Locate every line in the records below that contains the word "Whiteboards", and copy each one.

(Data records for software interfaces)
**********

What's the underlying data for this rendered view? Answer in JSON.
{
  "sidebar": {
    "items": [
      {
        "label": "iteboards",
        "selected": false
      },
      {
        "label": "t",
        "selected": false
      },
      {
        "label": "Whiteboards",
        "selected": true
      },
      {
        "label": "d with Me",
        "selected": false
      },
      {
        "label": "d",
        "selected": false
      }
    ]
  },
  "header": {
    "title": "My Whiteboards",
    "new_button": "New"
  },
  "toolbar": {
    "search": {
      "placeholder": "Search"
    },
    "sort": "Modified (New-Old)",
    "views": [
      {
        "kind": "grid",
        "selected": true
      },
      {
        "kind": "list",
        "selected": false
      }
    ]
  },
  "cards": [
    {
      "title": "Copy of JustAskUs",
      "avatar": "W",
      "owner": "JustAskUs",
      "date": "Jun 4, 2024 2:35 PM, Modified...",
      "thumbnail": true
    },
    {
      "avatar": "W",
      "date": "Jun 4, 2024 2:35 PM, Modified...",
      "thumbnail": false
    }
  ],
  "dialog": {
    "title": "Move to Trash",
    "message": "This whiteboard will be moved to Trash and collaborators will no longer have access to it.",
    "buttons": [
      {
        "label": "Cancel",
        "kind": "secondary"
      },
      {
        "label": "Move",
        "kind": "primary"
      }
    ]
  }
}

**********

## WRITTEN RESPONSE
        "label": "Whiteboards",
    "title": "My Whiteboards",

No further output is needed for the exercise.